### Work instruction
Pull each line holding the word "JSON" from the data.

Interface dataset entries
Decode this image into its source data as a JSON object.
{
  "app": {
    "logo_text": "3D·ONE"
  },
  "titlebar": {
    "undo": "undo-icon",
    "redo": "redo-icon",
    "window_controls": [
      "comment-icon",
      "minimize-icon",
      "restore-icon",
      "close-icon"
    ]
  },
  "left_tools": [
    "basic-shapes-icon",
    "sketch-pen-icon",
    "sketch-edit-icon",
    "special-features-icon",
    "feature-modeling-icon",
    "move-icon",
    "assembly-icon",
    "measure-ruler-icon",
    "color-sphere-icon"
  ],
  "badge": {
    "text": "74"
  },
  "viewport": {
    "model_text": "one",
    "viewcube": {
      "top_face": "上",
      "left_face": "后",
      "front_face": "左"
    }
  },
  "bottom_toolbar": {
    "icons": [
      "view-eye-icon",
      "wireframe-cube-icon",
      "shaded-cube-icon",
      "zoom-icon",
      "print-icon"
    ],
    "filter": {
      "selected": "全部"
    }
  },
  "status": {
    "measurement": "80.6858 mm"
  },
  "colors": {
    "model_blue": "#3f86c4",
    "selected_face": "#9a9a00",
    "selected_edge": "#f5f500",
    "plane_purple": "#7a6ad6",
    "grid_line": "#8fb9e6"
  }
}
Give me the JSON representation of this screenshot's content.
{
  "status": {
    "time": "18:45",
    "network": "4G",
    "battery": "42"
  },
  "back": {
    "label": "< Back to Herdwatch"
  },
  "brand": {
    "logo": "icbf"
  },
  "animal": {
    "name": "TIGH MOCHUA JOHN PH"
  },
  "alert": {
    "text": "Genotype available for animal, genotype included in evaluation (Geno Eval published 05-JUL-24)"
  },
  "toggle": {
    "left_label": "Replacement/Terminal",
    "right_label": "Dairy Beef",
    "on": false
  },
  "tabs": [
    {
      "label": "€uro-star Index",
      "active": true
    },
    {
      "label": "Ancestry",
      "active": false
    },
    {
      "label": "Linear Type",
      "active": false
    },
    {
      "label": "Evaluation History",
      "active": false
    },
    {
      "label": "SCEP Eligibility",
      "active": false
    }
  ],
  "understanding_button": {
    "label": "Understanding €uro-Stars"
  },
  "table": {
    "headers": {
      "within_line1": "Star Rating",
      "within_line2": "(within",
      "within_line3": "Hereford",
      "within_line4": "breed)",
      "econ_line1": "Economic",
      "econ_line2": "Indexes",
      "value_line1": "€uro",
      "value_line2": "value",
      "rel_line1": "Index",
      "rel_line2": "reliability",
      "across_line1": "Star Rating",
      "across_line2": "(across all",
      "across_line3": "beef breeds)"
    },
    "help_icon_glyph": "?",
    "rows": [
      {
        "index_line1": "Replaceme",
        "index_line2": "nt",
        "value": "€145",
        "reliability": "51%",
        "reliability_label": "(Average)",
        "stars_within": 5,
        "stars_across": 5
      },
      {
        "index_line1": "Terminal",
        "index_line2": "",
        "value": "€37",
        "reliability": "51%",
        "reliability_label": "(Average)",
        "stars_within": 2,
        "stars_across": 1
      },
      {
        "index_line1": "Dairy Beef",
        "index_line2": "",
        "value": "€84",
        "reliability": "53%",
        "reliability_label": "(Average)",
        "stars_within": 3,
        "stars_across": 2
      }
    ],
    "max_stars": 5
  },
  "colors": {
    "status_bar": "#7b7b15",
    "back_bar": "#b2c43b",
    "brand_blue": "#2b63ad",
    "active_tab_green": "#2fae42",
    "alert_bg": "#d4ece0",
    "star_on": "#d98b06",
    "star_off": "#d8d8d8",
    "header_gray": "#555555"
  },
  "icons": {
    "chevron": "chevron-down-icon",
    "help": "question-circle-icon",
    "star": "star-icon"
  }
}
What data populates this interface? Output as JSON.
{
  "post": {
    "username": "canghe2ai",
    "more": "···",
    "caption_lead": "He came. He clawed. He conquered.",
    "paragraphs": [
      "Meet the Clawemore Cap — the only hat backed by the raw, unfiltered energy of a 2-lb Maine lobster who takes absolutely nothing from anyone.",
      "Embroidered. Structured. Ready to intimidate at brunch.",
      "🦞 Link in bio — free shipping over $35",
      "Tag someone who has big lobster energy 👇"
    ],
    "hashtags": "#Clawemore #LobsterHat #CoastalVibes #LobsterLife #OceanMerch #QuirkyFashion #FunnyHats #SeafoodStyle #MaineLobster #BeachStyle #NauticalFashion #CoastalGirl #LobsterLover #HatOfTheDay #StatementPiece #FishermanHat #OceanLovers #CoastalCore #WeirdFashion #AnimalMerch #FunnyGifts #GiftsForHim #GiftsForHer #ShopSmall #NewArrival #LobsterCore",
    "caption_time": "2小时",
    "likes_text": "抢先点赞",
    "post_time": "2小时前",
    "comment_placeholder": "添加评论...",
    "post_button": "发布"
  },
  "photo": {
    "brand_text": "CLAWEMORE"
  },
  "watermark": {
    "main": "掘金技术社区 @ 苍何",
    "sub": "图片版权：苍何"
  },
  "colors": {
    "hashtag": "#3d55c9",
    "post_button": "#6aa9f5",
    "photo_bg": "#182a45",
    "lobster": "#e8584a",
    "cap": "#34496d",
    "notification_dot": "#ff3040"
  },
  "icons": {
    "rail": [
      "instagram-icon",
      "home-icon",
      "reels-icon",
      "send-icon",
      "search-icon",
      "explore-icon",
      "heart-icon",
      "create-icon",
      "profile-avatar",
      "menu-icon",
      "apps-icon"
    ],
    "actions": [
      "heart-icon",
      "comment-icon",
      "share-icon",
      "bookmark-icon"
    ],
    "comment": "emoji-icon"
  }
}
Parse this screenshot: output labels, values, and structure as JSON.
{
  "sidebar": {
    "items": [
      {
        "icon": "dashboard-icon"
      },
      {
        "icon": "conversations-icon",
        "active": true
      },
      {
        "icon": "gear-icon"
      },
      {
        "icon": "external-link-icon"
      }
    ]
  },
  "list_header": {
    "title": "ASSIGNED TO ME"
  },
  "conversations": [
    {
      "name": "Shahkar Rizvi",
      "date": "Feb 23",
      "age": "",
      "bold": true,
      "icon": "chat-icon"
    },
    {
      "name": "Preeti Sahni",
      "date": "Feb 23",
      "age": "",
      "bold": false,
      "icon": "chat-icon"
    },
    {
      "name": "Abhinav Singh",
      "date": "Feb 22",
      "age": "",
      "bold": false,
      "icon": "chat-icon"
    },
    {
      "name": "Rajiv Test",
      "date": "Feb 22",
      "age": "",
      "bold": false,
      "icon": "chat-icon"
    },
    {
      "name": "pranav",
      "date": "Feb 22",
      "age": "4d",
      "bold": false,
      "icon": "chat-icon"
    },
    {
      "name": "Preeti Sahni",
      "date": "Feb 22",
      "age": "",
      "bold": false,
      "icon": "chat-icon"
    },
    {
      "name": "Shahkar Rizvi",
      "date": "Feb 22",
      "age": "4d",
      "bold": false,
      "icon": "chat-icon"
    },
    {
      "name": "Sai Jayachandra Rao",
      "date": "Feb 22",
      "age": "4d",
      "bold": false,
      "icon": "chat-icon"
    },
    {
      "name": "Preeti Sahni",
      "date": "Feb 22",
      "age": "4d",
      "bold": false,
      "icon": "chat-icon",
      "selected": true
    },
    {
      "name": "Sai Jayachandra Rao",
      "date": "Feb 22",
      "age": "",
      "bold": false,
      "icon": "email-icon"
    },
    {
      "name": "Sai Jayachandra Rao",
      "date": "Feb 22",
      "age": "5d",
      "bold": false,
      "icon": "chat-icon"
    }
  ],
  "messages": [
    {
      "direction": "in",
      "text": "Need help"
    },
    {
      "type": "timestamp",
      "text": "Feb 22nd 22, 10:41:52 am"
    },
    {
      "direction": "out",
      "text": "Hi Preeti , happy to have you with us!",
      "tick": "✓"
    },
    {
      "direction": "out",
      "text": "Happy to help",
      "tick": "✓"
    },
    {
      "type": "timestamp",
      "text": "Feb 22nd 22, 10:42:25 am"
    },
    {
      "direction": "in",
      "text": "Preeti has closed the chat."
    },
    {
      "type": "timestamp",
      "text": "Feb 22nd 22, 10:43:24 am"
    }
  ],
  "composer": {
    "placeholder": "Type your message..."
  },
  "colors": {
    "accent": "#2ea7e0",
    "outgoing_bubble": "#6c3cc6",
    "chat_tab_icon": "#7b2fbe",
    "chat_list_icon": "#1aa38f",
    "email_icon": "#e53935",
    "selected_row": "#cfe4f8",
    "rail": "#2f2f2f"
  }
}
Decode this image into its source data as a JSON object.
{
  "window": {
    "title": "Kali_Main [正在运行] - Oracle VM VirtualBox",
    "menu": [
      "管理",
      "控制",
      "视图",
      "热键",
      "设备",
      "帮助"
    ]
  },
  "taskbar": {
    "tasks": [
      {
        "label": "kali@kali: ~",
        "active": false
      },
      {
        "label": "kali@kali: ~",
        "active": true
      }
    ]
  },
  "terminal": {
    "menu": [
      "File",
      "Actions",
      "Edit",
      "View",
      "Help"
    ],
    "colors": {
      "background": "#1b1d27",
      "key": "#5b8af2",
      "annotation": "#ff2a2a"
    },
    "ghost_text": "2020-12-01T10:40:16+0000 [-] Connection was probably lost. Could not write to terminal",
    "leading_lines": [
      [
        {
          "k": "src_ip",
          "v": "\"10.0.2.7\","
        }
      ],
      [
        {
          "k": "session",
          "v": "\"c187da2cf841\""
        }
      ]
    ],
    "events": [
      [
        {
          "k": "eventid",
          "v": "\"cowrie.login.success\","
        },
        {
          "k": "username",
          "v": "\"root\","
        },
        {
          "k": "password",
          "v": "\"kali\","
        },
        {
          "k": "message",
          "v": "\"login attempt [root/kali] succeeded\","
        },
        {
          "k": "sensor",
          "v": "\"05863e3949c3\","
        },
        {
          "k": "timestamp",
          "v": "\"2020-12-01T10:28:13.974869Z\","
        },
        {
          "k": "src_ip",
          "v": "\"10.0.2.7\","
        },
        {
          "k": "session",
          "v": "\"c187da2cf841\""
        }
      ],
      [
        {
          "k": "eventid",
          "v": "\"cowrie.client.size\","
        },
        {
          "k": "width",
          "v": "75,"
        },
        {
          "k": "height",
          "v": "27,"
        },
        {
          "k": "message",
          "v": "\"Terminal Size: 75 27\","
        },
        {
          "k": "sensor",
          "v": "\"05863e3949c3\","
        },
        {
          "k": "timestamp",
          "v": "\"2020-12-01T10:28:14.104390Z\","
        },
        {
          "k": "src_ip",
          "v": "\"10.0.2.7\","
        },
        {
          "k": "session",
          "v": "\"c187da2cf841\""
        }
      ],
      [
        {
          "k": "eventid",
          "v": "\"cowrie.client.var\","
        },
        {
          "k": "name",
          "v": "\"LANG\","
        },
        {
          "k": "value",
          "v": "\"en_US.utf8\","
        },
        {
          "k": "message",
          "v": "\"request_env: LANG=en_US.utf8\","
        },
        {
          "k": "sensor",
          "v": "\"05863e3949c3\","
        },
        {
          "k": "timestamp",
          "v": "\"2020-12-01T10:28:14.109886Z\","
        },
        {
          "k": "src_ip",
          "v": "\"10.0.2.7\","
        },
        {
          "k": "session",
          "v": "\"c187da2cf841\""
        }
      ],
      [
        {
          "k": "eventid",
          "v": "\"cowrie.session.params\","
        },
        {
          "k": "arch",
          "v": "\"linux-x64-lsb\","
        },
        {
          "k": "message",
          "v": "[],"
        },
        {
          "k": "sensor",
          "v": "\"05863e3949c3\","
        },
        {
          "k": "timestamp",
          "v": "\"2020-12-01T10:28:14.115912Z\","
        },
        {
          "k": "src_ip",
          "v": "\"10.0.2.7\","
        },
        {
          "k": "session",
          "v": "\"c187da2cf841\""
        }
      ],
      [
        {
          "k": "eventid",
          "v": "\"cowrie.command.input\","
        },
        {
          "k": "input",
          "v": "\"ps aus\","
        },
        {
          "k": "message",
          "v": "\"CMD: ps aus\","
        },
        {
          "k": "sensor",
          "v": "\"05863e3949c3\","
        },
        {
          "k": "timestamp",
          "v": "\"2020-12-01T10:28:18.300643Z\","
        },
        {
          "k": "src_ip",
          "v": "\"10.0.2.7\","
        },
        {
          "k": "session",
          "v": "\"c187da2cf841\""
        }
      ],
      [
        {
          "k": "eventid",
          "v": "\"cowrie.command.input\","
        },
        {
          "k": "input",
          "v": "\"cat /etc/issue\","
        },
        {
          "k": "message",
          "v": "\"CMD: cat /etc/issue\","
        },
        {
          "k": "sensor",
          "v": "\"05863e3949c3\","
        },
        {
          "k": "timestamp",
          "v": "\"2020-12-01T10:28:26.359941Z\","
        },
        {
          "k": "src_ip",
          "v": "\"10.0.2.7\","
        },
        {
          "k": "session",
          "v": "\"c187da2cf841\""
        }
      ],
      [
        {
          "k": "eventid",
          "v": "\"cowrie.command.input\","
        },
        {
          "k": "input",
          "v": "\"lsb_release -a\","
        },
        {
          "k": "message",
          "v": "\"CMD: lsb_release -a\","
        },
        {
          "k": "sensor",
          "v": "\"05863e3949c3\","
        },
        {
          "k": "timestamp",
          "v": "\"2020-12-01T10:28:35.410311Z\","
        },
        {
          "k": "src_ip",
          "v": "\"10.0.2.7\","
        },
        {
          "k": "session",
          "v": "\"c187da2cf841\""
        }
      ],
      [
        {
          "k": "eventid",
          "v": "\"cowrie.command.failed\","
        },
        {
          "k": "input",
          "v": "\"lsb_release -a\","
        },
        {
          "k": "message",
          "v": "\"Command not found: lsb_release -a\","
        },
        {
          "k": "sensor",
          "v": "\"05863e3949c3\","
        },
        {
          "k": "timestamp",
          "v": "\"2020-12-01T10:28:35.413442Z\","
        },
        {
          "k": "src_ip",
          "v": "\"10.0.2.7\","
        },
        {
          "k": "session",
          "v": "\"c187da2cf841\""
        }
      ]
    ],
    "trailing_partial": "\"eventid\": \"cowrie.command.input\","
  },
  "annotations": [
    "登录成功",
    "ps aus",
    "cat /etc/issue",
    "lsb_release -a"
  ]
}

### Task solution
Decode this image into its source data as a JSON object.
Give me the JSON representation of this screenshot's content.
What data populates this interface? Output as JSON.
Parse this screenshot: output labels, values, and structure as JSON.
Decode this image into its source data as a JSON object.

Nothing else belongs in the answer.